Muriel Driver, from Stoke by Clare, joined the group around 18 months ago. She recently published her first novel, Zondor the Magnificent, a children’s fantasy about a boy and a dog who are transported to a magical land.

“I had the book published with a great deal of encouragement from Suffolk Writers Group,” said Muriel. “It will be the first in a series.

“If I hadn’t been a member of the group it probably wouldn’t have happened yet. It gave me the confidence I needed.”

Muriel’s life used to revolve around a different sort of books – working in accounts.

“Just before Covid struck I was made redundant but later that year I was due to retire anyway,” she said.

“I have been writing stories for evermore. When I was growing up on a farm in north Norfolk in the middle of nowhere my friends were the cats and dogs on the farm and I used to make up stories for them. Once I started school I was hooked.

“So I thought, I will do that. I used to belong to a writers’ group in Clare which folded a while ago. I stumbled across Suffolk Writers Group online and thought ‘that will do nicely’.

She and another member David Howden, an author from Haverhill, now also co-host offshoot group Haven Literary Club, which meets at the Haven Café, in Haverhill, once a month.

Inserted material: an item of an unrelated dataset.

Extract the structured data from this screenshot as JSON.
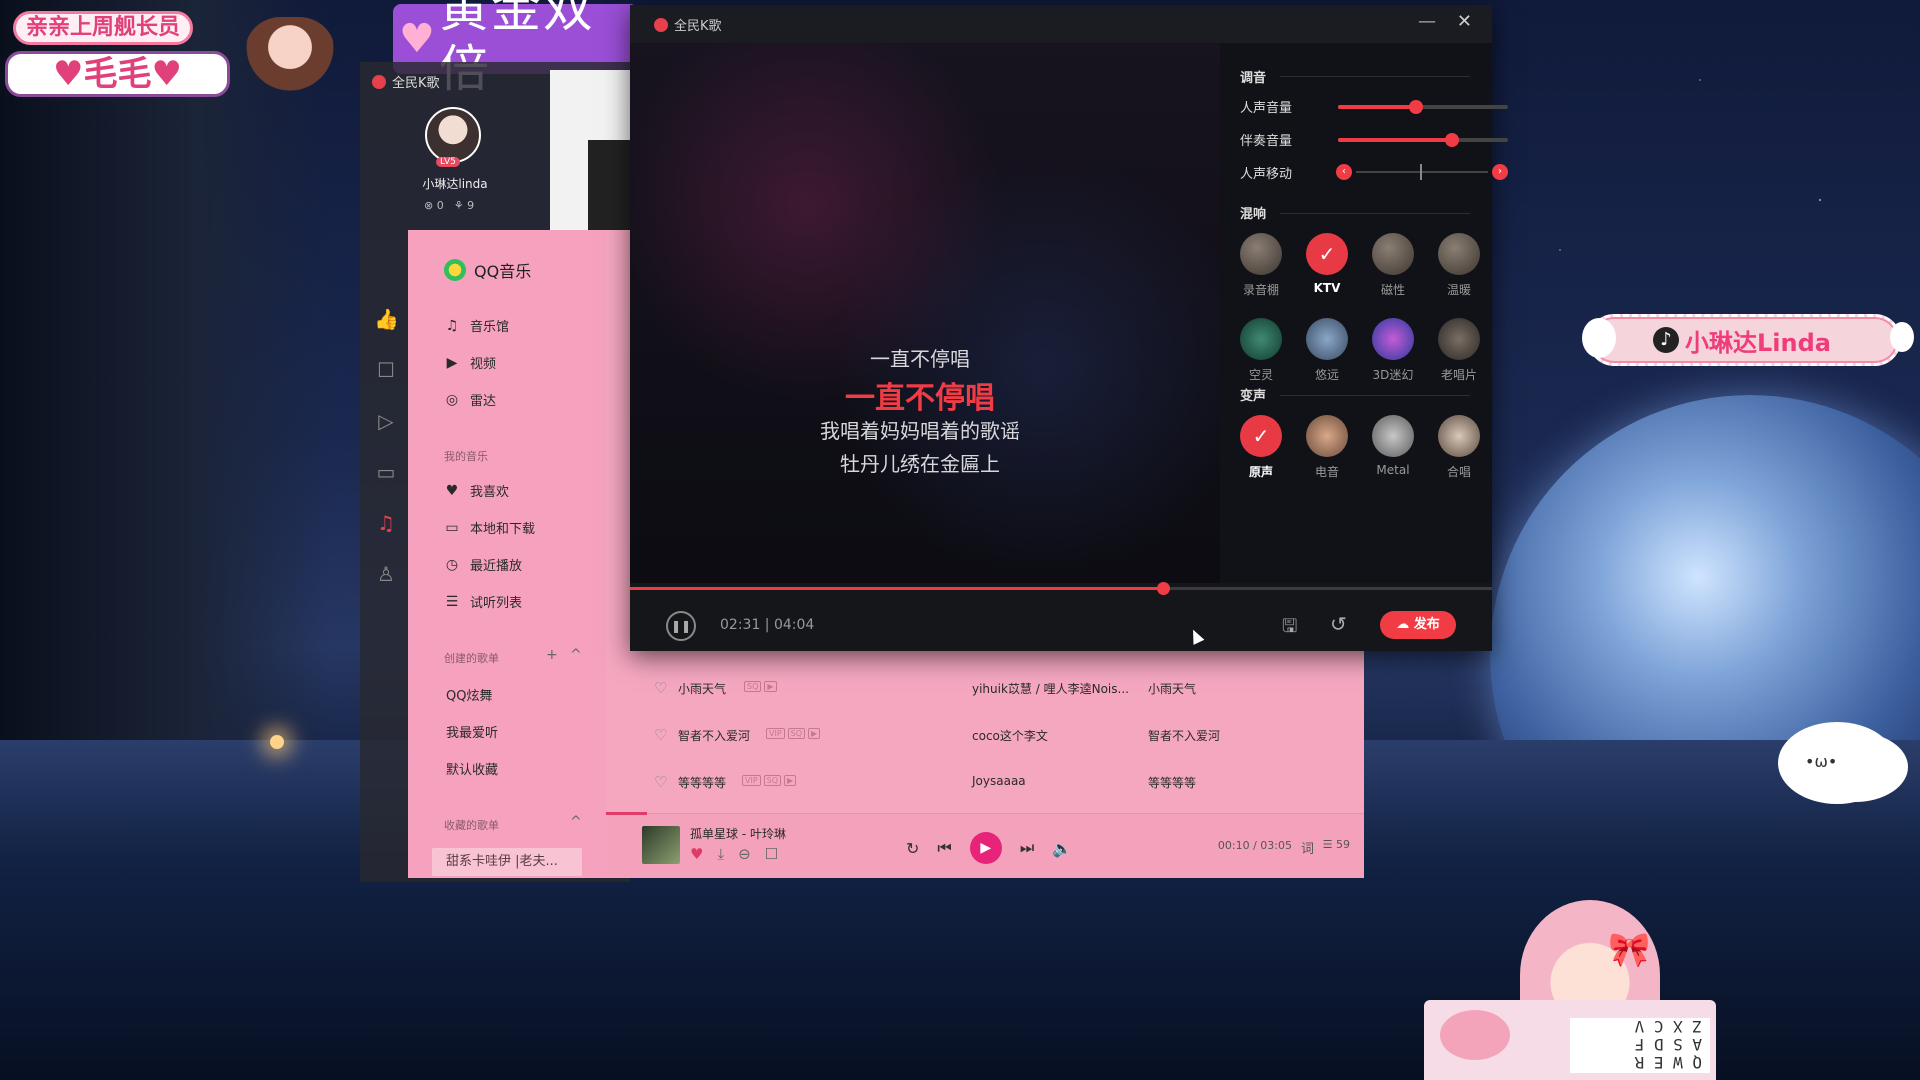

Muriel, whose poem Journey of a River is included in the anthology, has been invited to join Year 7 pupils at Stour Valley School in Clare for international book day in Marc – reading from her book, setting writing challenges and holding a question and answer session.

Robert Lenney, of Ipswich, said: “I always wanted to be a writer. I had a very influential teacher at school who was enthusiastic about the war poets and encouraged me to read.

“I’m dyslexic which wasn’t diagnosed until 2004. It was a relief to me to know. I felt school was a bit of a struggle for me.

“With me the dyslexia more affects my organisational skills and understanding instructions. I always read as a child and escaped into books and music.

“I’ve been a member of the group for about three years. It’s a lovely little group and very good with its daily challenges. Mai is very organised. It’s a really well run group and well balanced.

“Everyone is very supportive and friendly and Gary is a godsend as well,” said Robert, who works in care with people with learning problems and the elderly, while also training to teach English as a foreign language.

He cared for his mother through dementia until her death last year.

“Writing was a comfort through difficult periods and I would maybe put my feelings into a poem,” he said.

He has published a poetry book, Heretic, and is also a performance poet.

A Tapestry of Poetry is available online from littlebearpublications.co.uk. It is also stocked in some independent bookshops including Byron and the Bard in Lavenham, Halesworth Bookshop, Dial Lane Books in Ipswich and Woodbridge Books.

To join the writers’ group, search Facebook for Suffolk Writers Group